|U+0644||ARABIC LETTER LAM|
|U+0627||ARABIC LETTER ALEF|
have the following combined form:
|U+FEFB||ARABIC LIGATURE LAM WITH ALEF ISOLATED FORM|
Unicode strings should include only the Arabic characters in the Arabic block (U+0600 through U+06FF) or the Arabic Supplement block (U+0750 through U+077F); it is not recommended to use the presentation forms in regular Arabic text. It is up to the user interface to display the correct shapes of the characters.
"Shaped" means that every Arabic base character is converted to the appropriate Arabic presentation form. The string may contain each of the four presentation forms of a character. For example, if U+0645 (ARABIC LETTER MEEM) is used as the last character of a string, it is converted to U+FEE2 (ARABIC LETTER MEEM FINAL FORM).
"Unshaped" means that each character is represented only by its basic form. For example, instead of U+FEE2 (ARABIC LETTER MEEM FINAL FORM), U+0645 (ARABIC LETTER MEEM) is used. The conversion to the correct presentation form is performed by the rendering engine of the output device.
Natural strings are internally represented as unshaped alpha or Unicode
strings. If strings are displayed with a browser using the Natural Web I/O
Interface client or the
PROCESS PAGE statement, no transformation
is required since the rendering engine of the browser takes care of the correct
presentation. Incoming strings from such devices are already unshaped and can
be directly passed to Natural. If a string is displayed on a terminal such as
3279 or a terminal emulator such as IBM Personal Communications, it must be
converted into the shaped form since the terminal itself does not take care of
the correct presentation. Accordingly, incoming strings are in the shaped form
and must be transformed into the unshaped form to be processed correctly by
Natural. The most popular code page for Arabic terminals on the mainframe is
IBM420. Compared to Unicode, the number of characters is reduced and not each
form of a character is contained. The conversion of strings into IBM420

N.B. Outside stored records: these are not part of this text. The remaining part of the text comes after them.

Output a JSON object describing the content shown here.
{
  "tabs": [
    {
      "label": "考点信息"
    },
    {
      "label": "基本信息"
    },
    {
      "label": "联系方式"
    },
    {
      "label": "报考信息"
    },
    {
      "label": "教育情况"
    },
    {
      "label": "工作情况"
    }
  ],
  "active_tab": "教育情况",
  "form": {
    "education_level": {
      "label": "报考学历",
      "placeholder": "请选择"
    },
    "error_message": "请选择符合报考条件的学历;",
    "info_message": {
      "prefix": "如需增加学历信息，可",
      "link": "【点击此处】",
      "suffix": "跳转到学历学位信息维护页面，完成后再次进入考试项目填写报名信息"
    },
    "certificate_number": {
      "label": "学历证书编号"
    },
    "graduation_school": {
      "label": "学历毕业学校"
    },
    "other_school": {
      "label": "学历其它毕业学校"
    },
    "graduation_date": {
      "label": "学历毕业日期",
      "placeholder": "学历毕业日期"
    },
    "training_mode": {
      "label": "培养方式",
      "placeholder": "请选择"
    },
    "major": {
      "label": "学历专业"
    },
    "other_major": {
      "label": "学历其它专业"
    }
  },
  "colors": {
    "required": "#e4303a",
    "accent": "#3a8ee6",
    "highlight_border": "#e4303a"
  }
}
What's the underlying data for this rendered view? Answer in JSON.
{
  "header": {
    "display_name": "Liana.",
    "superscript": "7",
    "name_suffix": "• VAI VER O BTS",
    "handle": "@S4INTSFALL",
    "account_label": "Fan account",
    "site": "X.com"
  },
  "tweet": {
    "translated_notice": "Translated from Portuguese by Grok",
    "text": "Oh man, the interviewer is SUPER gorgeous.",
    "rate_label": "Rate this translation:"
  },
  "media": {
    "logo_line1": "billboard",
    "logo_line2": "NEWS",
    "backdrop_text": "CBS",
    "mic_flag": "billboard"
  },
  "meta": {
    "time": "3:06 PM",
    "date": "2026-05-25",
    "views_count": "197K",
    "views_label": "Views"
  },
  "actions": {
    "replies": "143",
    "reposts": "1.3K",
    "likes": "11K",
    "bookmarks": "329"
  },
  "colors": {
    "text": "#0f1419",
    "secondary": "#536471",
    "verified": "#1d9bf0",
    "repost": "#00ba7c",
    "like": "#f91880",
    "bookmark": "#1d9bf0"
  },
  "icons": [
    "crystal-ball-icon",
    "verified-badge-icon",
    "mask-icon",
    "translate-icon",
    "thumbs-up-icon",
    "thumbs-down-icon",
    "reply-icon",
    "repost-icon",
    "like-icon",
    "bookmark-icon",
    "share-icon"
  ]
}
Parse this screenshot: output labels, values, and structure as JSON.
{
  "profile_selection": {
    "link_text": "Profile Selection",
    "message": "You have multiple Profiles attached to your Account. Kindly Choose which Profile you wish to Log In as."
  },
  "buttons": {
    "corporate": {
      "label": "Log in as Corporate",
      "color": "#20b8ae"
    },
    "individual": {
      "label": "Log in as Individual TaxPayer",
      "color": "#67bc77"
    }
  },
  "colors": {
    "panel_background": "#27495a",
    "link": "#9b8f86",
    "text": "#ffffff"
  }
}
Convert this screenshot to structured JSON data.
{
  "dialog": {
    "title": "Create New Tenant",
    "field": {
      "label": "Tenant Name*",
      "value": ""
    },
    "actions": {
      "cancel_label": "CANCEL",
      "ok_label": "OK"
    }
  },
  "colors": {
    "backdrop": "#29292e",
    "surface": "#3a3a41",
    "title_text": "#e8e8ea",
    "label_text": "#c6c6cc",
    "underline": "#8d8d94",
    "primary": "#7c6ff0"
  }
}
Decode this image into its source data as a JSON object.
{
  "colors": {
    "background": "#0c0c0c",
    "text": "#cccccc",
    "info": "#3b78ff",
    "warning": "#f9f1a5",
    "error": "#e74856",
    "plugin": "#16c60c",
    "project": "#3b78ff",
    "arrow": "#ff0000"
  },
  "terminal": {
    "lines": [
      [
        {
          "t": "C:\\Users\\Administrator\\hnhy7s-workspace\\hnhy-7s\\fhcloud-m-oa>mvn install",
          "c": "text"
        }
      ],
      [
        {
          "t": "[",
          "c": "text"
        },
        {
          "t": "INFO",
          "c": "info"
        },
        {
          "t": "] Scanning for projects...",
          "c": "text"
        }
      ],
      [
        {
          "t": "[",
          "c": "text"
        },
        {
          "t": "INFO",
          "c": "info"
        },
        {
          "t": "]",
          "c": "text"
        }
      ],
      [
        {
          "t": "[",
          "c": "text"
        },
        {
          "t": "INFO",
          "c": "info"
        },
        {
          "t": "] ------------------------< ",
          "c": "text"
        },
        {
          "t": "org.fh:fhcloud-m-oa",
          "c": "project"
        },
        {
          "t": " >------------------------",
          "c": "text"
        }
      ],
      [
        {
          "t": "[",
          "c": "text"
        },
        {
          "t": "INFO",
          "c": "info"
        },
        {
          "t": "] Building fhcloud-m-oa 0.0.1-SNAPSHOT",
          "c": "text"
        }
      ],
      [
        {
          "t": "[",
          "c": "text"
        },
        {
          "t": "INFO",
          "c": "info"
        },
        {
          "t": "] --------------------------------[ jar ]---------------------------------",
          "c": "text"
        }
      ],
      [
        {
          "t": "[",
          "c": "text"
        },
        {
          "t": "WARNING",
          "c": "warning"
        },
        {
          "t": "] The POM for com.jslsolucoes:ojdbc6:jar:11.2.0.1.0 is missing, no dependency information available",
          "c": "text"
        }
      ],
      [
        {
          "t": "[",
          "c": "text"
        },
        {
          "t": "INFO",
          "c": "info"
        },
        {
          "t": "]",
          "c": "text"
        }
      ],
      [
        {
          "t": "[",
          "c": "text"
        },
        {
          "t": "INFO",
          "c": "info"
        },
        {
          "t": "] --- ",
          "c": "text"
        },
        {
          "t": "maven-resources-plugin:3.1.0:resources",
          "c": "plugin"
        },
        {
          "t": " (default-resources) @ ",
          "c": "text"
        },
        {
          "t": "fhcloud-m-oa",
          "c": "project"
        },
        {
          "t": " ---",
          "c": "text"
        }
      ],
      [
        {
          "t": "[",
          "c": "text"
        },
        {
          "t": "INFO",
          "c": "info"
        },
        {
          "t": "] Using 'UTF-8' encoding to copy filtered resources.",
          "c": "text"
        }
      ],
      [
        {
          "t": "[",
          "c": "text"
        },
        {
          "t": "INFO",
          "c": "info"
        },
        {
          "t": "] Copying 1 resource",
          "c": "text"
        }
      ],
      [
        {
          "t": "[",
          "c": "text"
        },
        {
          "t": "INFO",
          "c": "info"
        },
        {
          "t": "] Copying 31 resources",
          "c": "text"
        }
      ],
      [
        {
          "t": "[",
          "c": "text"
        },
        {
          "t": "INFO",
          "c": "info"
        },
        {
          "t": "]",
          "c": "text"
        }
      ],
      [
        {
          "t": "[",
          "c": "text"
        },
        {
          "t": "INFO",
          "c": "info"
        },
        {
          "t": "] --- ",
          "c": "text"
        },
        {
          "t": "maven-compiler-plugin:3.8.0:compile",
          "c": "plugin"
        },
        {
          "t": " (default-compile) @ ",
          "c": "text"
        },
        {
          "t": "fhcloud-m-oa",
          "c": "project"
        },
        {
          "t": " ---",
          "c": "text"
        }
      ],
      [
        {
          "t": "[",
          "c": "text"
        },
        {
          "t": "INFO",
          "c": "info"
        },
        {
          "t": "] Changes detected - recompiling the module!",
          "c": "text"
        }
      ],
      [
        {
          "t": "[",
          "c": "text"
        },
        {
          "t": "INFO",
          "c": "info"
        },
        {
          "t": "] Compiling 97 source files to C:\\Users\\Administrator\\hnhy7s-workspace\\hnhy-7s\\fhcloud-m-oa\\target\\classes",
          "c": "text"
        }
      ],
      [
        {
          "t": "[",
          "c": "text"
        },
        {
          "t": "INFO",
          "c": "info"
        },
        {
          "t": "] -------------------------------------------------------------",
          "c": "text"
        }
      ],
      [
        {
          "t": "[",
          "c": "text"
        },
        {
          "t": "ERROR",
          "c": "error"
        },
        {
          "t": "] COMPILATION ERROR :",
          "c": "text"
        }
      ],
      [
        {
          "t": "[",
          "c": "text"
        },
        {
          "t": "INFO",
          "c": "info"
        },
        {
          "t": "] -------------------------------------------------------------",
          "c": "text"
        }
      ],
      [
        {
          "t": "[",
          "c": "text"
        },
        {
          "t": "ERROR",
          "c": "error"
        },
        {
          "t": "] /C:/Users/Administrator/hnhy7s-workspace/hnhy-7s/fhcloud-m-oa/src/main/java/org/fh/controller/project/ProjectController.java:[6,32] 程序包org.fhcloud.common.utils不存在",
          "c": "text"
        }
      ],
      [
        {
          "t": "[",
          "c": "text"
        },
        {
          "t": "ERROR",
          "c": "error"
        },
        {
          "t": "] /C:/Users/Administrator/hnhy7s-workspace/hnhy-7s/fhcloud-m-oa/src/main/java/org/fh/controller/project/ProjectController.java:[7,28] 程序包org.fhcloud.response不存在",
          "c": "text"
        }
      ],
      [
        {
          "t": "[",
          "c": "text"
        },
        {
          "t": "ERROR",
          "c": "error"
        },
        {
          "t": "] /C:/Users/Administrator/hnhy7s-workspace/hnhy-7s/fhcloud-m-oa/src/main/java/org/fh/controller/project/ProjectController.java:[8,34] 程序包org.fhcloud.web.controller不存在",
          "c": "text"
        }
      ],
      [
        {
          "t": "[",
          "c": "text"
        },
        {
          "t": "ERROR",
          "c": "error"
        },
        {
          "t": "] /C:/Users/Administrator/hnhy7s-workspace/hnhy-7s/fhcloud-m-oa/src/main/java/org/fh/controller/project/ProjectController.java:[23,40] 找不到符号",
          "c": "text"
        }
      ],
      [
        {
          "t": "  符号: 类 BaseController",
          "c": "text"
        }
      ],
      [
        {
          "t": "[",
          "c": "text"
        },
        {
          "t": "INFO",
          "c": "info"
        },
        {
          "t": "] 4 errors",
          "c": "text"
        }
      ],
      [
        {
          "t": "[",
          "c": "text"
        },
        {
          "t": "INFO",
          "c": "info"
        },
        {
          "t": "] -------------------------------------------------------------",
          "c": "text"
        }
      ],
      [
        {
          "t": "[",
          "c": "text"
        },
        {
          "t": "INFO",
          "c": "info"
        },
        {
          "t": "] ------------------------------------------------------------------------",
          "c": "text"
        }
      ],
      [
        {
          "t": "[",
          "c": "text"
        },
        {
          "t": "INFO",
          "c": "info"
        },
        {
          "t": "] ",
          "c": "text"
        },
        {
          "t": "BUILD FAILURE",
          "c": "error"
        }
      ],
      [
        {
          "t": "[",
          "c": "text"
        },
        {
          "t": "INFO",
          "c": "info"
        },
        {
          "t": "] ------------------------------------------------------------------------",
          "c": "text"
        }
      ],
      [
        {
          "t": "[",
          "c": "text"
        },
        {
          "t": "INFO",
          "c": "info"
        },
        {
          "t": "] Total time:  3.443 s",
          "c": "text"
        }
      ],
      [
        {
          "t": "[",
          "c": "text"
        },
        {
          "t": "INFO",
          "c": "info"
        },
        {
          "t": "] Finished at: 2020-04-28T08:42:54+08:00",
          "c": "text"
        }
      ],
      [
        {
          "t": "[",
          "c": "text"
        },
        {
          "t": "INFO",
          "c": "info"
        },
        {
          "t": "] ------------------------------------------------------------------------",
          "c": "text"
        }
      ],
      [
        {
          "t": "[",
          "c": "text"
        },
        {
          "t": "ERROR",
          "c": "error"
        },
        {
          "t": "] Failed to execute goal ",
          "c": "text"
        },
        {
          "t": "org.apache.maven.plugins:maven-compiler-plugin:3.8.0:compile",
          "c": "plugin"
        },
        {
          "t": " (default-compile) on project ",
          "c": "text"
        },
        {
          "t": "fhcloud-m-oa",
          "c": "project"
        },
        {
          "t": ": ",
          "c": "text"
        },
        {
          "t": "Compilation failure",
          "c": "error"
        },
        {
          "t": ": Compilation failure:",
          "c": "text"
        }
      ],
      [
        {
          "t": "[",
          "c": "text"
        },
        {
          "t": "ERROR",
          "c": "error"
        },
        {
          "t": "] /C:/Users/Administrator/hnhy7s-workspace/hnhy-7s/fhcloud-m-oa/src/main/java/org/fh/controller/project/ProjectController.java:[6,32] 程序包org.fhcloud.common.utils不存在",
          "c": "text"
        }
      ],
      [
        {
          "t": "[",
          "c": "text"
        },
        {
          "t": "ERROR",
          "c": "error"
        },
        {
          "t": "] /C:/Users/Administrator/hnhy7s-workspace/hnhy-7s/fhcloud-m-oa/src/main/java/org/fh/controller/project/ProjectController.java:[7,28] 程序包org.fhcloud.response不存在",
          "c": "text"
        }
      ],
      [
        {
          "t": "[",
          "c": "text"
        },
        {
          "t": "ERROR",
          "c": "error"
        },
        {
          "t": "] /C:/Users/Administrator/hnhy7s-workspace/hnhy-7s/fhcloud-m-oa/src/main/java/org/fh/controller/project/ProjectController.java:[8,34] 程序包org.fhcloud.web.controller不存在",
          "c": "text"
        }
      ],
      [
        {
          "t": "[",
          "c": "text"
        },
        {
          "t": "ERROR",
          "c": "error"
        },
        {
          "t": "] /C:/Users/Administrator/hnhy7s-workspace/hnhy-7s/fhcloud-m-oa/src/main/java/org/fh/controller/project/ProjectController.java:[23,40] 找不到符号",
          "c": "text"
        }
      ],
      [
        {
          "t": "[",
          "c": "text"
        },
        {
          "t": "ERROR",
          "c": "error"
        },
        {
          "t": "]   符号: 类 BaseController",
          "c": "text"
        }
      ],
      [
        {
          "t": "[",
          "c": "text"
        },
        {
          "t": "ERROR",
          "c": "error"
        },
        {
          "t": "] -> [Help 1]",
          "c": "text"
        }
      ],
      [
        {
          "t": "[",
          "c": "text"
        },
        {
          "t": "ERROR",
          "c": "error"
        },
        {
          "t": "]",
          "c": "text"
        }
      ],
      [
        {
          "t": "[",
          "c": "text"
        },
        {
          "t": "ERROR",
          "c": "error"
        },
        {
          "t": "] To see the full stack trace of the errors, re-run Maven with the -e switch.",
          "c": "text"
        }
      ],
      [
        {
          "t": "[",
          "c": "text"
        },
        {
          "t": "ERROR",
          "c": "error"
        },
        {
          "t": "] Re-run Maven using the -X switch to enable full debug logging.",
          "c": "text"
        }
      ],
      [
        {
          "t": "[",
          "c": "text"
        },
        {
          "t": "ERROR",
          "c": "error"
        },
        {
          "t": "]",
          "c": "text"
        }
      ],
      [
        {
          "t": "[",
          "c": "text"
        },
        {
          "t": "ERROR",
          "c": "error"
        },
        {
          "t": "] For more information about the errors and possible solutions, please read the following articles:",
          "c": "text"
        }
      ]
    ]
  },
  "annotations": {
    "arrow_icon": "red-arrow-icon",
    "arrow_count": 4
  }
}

substitutes unavailable forms of a character by a similar presentation form.
For example, the medial form of the Arabic letter MEEM (U+FEE4) is substituted
by the initial form (U+FEE3) of the character.
In the Arabic EBCDIC code page IBM420, the Arabic character "MEEM" is represented by the following presentation forms:
|H’BA’||ARABIC LETTER MEEM|
|H’BB’||ARABIC LETTER MEEM INITIAL FORM|
The Arabic characters SEEN (U+0633), SHEEN (U+0634), SAD (U+0635) and
DAD (U+0636) (seen-family) are displayed on terminals as two bytes if they
appear in the final form. Code page IBM420 contains a so-called
"Arabic tail fragment" that completes the final form
of a seen-family character on terminals or terminal emulators. Of course, the
Arabic tail fragment needs an additional position on the screen. The Arabic
tail fragment is not required by the browsers. If a string with the final form
of a seen-family character is entered in a browser (Natural Web I/O Interface
PROCESS PAGE statement) and subsequently displayed on a
terminal, the Arabic tail fragment is appended to the string with the
consequence that the length of the string increases. If a string with the final
form of a seen-family character is entered via a terminal or terminal emulator
and subsequently displayed in a browser, the Arabic tail fragment is removed
from the string.